What to do>
Search the records below for the string "name" and copy each line where it turns up.

Data excerpts>
○ ○ ○ ○ ○ ○ ○
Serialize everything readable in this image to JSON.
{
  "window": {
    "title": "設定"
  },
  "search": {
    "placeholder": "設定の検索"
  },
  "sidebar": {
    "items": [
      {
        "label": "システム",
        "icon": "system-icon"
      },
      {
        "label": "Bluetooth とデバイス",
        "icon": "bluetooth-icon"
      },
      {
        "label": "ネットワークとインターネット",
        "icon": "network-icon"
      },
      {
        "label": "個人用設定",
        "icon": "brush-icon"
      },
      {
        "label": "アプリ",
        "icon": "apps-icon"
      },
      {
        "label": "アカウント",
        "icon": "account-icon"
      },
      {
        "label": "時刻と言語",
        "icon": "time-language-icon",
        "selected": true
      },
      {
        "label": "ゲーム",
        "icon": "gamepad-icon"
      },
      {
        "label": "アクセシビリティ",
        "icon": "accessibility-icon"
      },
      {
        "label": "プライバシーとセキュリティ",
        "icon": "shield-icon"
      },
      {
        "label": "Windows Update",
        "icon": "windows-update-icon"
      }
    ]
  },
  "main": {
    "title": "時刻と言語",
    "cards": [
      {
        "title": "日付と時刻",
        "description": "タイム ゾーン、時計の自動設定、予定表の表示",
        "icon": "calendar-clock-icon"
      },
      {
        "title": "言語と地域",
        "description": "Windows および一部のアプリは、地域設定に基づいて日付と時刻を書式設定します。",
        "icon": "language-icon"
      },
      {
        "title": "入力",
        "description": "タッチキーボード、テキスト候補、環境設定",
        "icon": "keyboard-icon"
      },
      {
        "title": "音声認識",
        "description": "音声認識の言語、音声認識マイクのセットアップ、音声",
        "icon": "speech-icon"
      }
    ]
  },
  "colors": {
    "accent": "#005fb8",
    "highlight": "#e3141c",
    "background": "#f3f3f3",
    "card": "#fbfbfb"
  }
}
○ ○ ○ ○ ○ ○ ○
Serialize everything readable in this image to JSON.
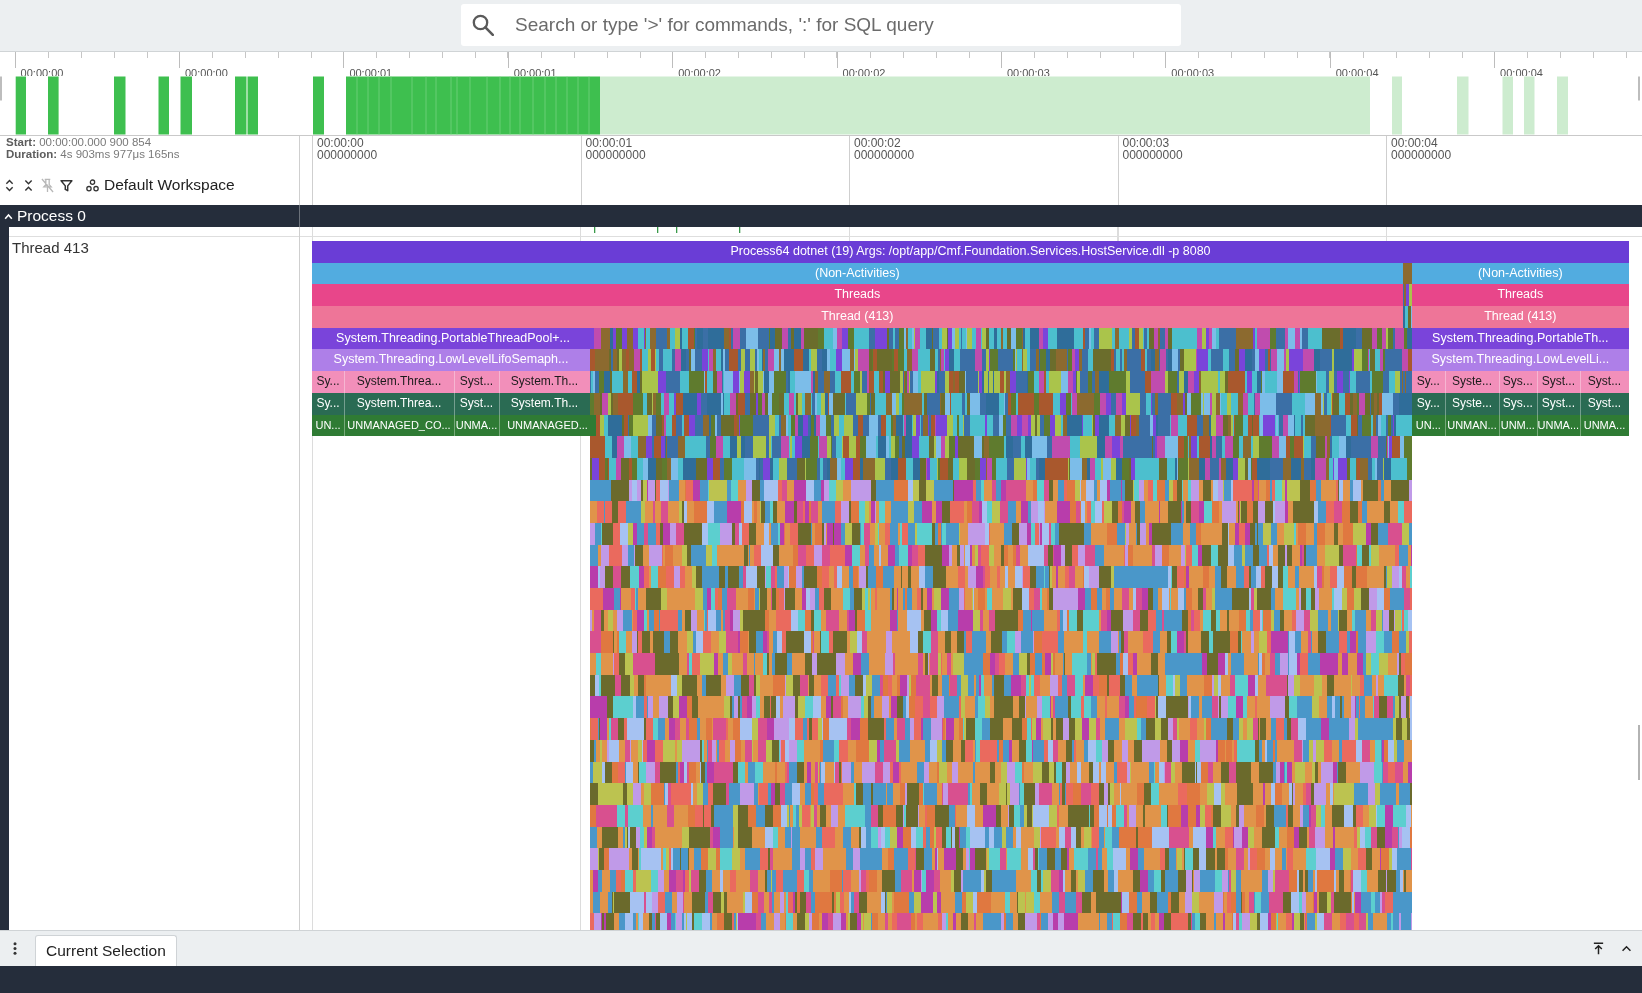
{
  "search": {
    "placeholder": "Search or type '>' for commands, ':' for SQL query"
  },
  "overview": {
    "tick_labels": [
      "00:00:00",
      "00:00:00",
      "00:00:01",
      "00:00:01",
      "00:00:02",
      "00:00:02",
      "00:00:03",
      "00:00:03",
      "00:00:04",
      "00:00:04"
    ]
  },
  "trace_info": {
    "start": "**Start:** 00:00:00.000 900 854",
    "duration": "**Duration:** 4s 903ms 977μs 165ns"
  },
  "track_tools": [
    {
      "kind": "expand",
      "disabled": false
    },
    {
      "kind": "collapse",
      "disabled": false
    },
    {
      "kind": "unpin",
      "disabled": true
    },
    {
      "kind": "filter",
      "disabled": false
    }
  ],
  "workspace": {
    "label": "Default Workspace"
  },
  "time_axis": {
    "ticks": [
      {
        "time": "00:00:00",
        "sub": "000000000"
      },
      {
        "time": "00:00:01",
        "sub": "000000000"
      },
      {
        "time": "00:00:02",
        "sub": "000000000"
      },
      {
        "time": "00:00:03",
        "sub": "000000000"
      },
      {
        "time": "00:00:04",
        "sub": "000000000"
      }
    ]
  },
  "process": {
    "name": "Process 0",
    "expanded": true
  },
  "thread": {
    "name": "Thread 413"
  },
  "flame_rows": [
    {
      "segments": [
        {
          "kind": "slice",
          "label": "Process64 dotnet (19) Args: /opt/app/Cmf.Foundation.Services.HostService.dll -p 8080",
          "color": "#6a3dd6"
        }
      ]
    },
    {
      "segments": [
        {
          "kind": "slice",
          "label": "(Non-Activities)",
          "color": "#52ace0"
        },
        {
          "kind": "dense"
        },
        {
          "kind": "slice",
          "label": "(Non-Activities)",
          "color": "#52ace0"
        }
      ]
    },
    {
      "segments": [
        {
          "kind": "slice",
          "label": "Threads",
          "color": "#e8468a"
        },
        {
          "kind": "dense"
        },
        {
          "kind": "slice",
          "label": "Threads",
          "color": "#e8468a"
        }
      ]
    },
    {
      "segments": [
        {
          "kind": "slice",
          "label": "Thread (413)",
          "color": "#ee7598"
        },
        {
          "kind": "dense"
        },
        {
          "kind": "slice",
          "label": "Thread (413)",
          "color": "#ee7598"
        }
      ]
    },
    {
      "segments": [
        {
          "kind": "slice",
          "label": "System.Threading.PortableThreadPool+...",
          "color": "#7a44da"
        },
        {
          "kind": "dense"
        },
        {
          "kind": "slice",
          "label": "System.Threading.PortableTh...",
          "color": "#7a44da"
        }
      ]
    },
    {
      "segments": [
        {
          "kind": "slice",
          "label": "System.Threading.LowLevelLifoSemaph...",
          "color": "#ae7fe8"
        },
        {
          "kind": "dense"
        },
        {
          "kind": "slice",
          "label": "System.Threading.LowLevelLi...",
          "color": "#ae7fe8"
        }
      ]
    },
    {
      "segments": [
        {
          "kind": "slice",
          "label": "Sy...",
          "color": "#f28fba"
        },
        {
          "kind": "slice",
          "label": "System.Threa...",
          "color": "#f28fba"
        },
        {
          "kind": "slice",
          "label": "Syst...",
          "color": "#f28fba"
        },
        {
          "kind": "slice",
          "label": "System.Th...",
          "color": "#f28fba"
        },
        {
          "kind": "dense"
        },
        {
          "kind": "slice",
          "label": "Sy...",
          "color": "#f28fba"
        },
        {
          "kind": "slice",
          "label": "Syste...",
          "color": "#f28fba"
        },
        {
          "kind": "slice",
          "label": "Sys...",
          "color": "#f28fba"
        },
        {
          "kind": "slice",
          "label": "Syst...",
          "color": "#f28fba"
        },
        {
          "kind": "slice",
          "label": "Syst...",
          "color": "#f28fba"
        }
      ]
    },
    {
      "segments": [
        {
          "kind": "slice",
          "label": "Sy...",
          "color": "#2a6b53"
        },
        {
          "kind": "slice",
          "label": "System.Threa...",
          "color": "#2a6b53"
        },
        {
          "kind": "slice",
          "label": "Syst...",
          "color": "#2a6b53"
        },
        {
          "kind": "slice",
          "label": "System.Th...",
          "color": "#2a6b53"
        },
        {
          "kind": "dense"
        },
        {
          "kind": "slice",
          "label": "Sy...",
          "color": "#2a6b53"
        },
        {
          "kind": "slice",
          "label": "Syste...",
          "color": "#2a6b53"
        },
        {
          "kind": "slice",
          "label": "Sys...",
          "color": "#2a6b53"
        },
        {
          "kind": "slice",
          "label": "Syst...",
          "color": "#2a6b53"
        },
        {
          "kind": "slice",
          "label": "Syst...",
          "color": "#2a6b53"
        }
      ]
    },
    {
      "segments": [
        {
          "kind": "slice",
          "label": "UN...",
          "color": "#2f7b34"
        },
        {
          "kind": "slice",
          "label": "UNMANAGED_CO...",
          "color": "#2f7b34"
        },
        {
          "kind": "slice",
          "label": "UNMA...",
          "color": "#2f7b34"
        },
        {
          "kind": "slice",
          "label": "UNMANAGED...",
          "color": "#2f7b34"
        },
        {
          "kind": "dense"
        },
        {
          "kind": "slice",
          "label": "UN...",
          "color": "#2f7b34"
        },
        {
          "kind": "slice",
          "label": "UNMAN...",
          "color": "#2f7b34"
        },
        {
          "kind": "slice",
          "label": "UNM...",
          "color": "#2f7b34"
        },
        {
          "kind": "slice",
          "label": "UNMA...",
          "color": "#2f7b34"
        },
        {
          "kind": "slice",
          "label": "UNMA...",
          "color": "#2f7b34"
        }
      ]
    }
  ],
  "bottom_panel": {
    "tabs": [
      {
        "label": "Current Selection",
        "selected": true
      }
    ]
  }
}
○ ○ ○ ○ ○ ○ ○
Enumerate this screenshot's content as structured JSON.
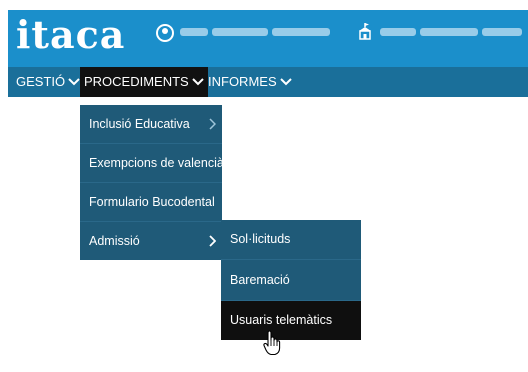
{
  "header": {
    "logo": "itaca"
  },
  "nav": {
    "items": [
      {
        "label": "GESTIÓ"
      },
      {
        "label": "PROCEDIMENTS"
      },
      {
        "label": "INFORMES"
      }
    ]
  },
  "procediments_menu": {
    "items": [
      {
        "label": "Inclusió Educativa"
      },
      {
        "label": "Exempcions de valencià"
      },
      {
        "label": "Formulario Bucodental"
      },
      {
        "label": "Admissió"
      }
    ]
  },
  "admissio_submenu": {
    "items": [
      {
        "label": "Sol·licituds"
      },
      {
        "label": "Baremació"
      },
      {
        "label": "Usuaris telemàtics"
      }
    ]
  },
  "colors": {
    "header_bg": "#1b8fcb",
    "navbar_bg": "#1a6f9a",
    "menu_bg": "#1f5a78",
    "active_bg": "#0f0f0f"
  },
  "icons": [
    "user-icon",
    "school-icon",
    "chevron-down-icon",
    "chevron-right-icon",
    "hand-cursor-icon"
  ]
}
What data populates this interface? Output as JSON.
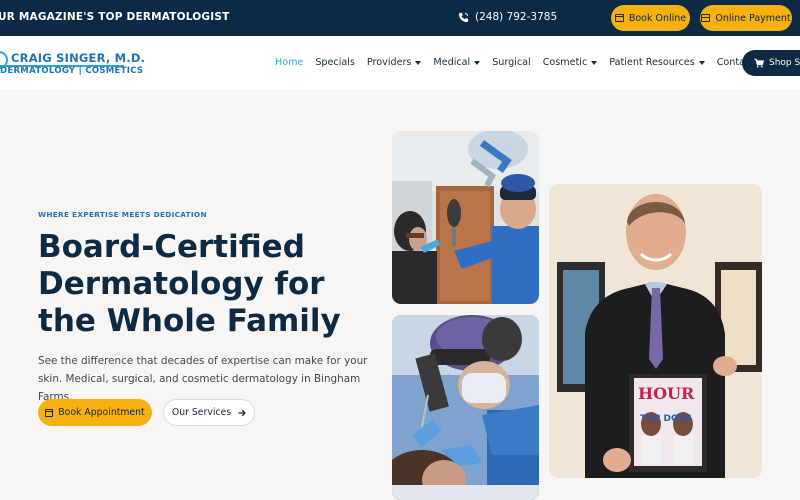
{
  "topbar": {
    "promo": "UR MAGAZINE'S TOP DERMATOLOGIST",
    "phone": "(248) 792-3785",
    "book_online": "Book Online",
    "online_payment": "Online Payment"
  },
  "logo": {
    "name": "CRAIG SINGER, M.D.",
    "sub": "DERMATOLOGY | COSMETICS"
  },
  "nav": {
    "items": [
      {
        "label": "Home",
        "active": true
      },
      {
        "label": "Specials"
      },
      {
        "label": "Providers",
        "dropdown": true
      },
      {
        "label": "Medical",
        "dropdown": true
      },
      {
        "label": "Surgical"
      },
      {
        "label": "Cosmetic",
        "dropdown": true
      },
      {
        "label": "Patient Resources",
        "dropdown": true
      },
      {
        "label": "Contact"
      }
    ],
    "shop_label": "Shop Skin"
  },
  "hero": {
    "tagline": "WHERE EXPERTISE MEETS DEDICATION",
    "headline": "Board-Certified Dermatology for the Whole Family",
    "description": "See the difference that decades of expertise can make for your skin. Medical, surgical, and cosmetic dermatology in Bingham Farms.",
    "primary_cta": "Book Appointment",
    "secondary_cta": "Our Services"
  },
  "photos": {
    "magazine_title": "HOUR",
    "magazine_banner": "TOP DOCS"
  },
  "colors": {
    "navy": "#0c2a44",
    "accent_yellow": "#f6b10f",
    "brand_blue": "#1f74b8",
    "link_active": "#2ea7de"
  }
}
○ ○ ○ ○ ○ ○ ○
Answer for the task>
    "name": "Process 0",
    "name": "Thread 413"
    "name": "CRAIG SINGER, M.D.",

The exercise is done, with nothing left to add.